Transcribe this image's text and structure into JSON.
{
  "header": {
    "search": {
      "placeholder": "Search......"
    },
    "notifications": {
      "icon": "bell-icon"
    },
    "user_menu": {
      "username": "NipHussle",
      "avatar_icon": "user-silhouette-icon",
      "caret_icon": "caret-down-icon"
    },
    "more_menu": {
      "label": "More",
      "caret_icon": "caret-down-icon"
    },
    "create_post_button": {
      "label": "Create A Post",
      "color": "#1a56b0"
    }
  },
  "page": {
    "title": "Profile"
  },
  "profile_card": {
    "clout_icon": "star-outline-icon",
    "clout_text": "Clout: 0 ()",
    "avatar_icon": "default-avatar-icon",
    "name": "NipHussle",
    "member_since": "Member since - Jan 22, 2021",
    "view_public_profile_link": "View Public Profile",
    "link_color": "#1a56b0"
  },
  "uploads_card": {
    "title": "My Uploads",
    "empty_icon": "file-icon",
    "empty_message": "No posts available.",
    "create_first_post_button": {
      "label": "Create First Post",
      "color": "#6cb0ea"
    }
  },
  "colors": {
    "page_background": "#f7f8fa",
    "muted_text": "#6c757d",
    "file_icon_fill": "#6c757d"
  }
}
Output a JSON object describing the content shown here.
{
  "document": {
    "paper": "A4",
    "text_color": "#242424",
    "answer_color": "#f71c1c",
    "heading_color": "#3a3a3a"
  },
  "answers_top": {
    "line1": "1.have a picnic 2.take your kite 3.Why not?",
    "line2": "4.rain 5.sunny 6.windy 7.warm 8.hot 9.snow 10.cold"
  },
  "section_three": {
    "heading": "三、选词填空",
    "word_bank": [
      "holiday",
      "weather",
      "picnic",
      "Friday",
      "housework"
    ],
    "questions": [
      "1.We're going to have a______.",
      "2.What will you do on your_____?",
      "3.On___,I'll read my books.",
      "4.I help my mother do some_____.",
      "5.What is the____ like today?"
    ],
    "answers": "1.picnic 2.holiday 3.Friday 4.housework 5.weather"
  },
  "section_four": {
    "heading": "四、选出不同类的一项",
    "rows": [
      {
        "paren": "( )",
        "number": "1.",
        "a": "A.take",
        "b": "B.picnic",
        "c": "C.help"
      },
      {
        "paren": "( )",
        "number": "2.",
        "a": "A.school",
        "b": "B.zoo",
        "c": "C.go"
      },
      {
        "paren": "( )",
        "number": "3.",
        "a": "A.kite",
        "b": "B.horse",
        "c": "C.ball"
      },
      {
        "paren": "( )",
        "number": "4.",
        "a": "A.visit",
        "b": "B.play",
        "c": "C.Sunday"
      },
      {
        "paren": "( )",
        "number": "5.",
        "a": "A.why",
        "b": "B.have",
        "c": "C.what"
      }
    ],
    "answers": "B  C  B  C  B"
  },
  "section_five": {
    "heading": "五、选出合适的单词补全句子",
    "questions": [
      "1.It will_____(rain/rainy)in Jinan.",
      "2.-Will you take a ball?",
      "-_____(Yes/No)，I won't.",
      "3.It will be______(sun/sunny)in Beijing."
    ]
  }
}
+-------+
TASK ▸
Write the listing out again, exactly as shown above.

TASK OUTPUT ▸
Transcribe this image's text and structure into JSON.
{
  "header": {
    "search": {
      "placeholder": "Search......"
    },
    "notifications": {
      "icon": "bell-icon"
    },
    "user_menu": {
      "username": "NipHussle",
      "avatar_icon": "user-silhouette-icon",
      "caret_icon": "caret-down-icon"
    },
    "more_menu": {
      "label": "More",
      "caret_icon": "caret-down-icon"
    },
    "create_post_button": {
      "label": "Create A Post",
      "color": "#1a56b0"
    }
  },
  "page": {
    "title": "Profile"
  },
  "profile_card": {
    "clout_icon": "star-outline-icon",
    "clout_text": "Clout: 0 ()",
    "avatar_icon": "default-avatar-icon",
    "name": "NipHussle",
    "member_since": "Member since - Jan 22, 2021",
    "view_public_profile_link": "View Public Profile",
    "link_color": "#1a56b0"
  },
  "uploads_card": {
    "title": "My Uploads",
    "empty_icon": "file-icon",
    "empty_message": "No posts available.",
    "create_first_post_button": {
      "label": "Create First Post",
      "color": "#6cb0ea"
    }
  },
  "colors": {
    "page_background": "#f7f8fa",
    "muted_text": "#6c757d",
    "file_icon_fill": "#6c757d"
  }
}
Output a JSON object describing the content shown here.
{
  "document": {
    "paper": "A4",
    "text_color": "#242424",
    "answer_color": "#f71c1c",
    "heading_color": "#3a3a3a"
  },
  "answers_top": {
    "line1": "1.have a picnic 2.take your kite 3.Why not?",
    "line2": "4.rain 5.sunny 6.windy 7.warm 8.hot 9.snow 10.cold"
  },
  "section_three": {
    "heading": "三、选词填空",
    "word_bank": [
      "holiday",
      "weather",
      "picnic",
      "Friday",
      "housework"
    ],
    "questions": [
      "1.We're going to have a______.",
      "2.What will you do on your_____?",
      "3.On___,I'll read my books.",
      "4.I help my mother do some_____.",
      "5.What is the____ like today?"
    ],
    "answers": "1.picnic 2.holiday 3.Friday 4.housework 5.weather"
  },
  "section_four": {
    "heading": "四、选出不同类的一项",
    "rows": [
      {
        "paren": "( )",
        "number": "1.",
        "a": "A.take",
        "b": "B.picnic",
        "c": "C.help"
      },
      {
        "paren": "( )",
        "number": "2.",
        "a": "A.school",
        "b": "B.zoo",
        "c": "C.go"
      },
      {
        "paren": "( )",
        "number": "3.",
        "a": "A.kite",
        "b": "B.horse",
        "c": "C.ball"
      },
      {
        "paren": "( )",
        "number": "4.",
        "a": "A.visit",
        "b": "B.play",
        "c": "C.Sunday"
      },
      {
        "paren": "( )",
        "number": "5.",
        "a": "A.why",
        "b": "B.have",
        "c": "C.what"
      }
    ],
    "answers": "B  C  B  C  B"
  },
  "section_five": {
    "heading": "五、选出合适的单词补全句子",
    "questions": [
      "1.It will_____(rain/rainy)in Jinan.",
      "2.-Will you take a ball?",
      "-_____(Yes/No)，I won't.",
      "3.It will be______(sun/sunny)in Beijing."
    ]
  }
}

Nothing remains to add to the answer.